Data about app and page elements
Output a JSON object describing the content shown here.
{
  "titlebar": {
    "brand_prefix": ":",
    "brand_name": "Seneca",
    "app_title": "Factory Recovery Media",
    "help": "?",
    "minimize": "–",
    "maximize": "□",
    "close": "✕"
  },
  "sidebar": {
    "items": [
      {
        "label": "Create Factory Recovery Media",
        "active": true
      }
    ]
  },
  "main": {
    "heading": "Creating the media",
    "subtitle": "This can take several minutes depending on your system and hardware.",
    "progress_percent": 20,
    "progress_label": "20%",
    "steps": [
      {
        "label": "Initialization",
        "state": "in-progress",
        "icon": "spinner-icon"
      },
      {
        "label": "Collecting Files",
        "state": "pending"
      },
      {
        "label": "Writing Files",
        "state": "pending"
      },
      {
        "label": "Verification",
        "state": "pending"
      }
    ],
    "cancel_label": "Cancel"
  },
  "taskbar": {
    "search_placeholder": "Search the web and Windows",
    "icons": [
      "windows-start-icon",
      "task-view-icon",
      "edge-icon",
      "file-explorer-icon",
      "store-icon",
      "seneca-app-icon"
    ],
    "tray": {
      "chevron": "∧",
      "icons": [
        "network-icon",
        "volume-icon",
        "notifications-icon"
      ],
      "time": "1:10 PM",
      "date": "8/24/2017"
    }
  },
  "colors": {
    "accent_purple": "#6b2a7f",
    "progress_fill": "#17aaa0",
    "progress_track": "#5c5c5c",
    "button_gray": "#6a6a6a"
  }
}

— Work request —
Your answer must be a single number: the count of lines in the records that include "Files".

— Problem solution —
2